(Listed entries)

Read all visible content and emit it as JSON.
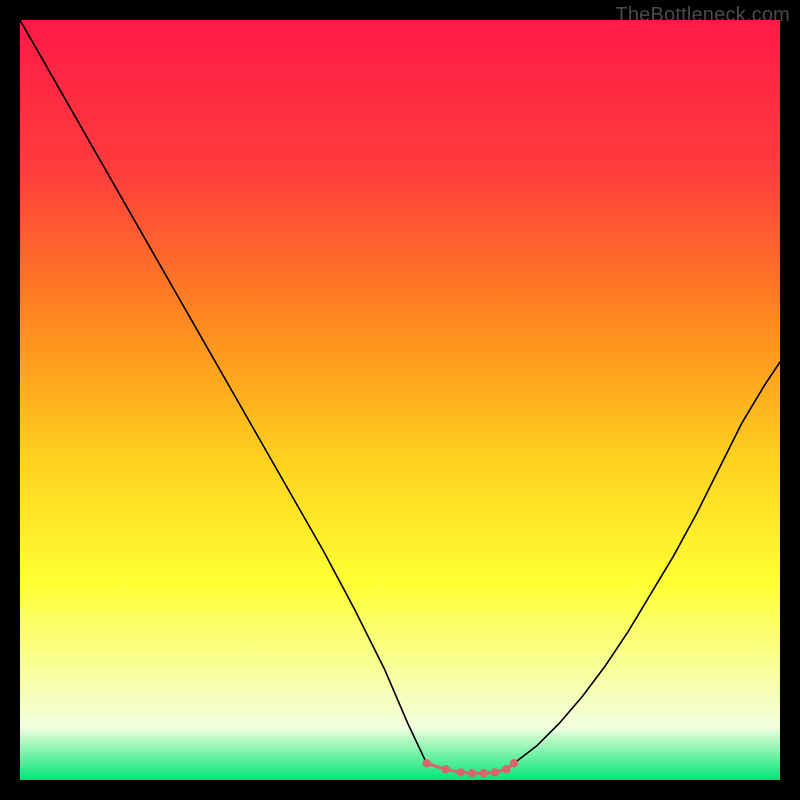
{
  "watermark": "TheBottleneck.com",
  "chart_data": {
    "type": "line",
    "title": "",
    "xlabel": "",
    "ylabel": "",
    "xlim": [
      0,
      100
    ],
    "ylim": [
      0,
      100
    ],
    "gradient_stops": [
      {
        "offset": 0,
        "color": "#ff1a47"
      },
      {
        "offset": 20,
        "color": "#ff3d3d"
      },
      {
        "offset": 40,
        "color": "#ff8a1f"
      },
      {
        "offset": 58,
        "color": "#ffd21f"
      },
      {
        "offset": 74,
        "color": "#ffff33"
      },
      {
        "offset": 86,
        "color": "#f8ffa0"
      },
      {
        "offset": 93,
        "color": "#f4ffdf"
      },
      {
        "offset": 100,
        "color": "#00e676"
      }
    ],
    "series": [
      {
        "name": "left-curve",
        "color": "#000000",
        "stroke_width": 1.6,
        "x": [
          0,
          4,
          8,
          12,
          16,
          20,
          24,
          28,
          32,
          36,
          40,
          44,
          48,
          51,
          53.5
        ],
        "y": [
          100,
          93,
          86,
          79,
          72,
          65,
          58,
          51,
          44,
          37,
          30,
          22.5,
          14.5,
          7.5,
          2.2
        ]
      },
      {
        "name": "right-curve",
        "color": "#000000",
        "stroke_width": 1.6,
        "x": [
          65,
          68,
          71,
          74,
          77,
          80,
          83,
          86,
          89,
          92,
          95,
          98,
          100
        ],
        "y": [
          2.2,
          4.5,
          7.5,
          11,
          15,
          19.5,
          24.5,
          29.5,
          35,
          41,
          47,
          52,
          55
        ]
      },
      {
        "name": "bottom-markers",
        "type": "scatter",
        "color": "#d9646b",
        "radius": 4.2,
        "x": [
          53.5,
          56,
          58,
          59.5,
          61,
          62.5,
          64,
          65
        ],
        "y": [
          2.2,
          1.4,
          1.0,
          0.9,
          0.9,
          1.0,
          1.4,
          2.2
        ]
      }
    ]
  }
}
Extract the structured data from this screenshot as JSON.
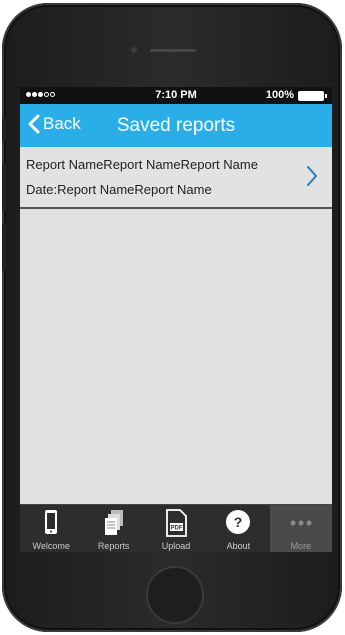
{
  "status_bar": {
    "time": "7:10 PM",
    "battery": "100%"
  },
  "nav": {
    "back_label": "Back",
    "title": "Saved reports"
  },
  "report": {
    "name": "Report NameReport NameReport Name",
    "date": "Date:Report NameReport Name"
  },
  "tabs": [
    {
      "label": "Welcome",
      "icon": "phone-icon"
    },
    {
      "label": "Reports",
      "icon": "documents-icon"
    },
    {
      "label": "Upload",
      "icon": "pdf-icon"
    },
    {
      "label": "About",
      "icon": "question-icon"
    },
    {
      "label": "More",
      "icon": "more-dots-icon"
    }
  ],
  "colors": {
    "accent": "#2aaee8",
    "tabbar": "#2d2d2d",
    "screen_bg": "#e0e0e0"
  }
}
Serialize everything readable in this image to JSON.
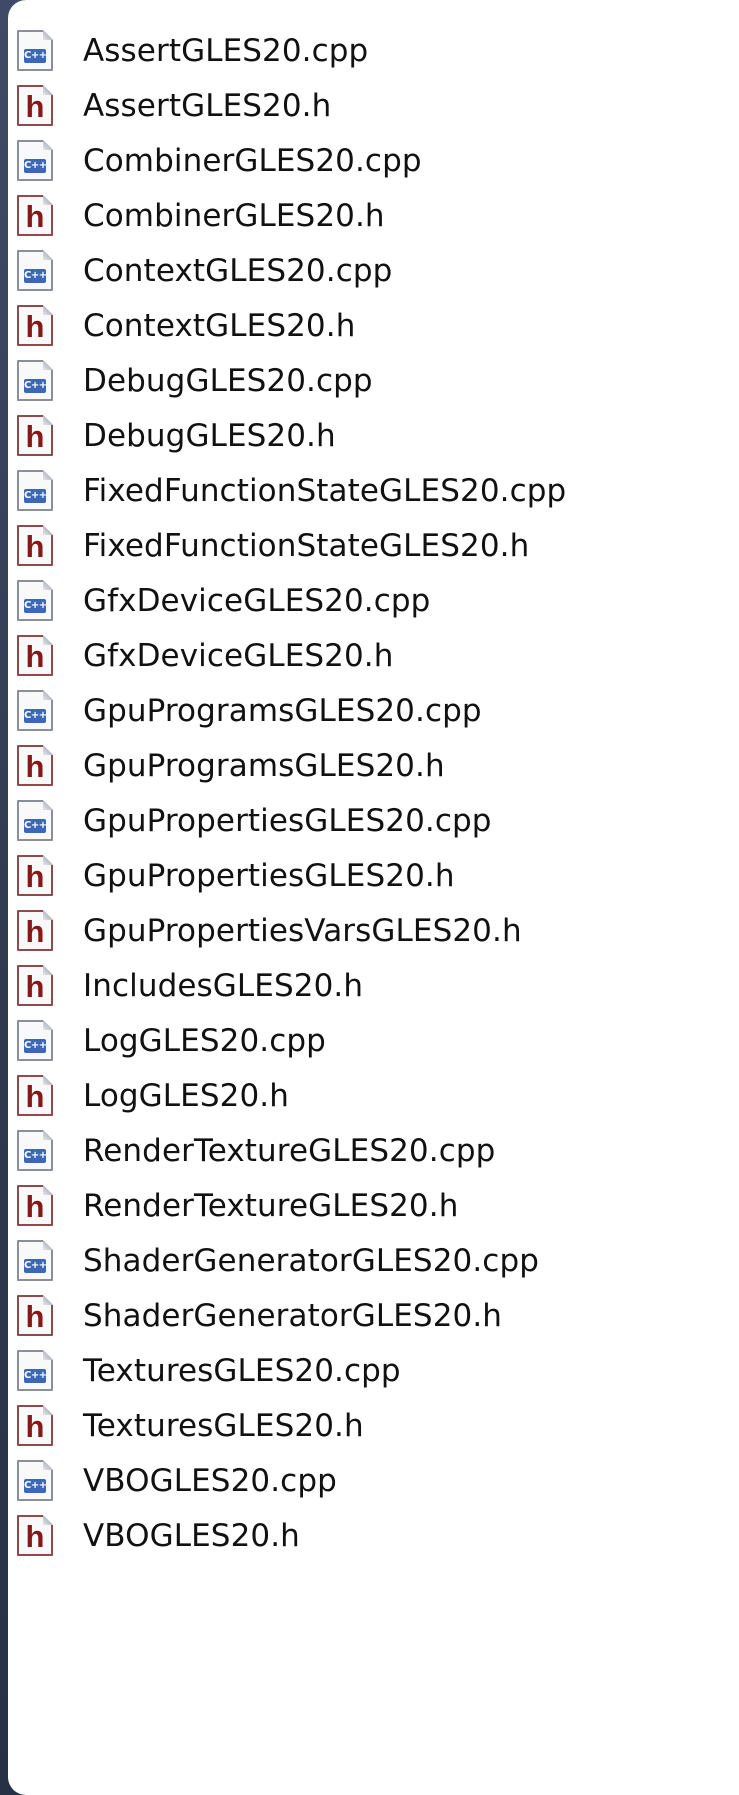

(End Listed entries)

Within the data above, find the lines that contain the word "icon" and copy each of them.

> [Exercise result]
      "icon": "phone-icon"
      "icon": "documents-icon"
      "icon": "pdf-icon"
      "icon": "question-icon"
      "icon": "more-dots-icon"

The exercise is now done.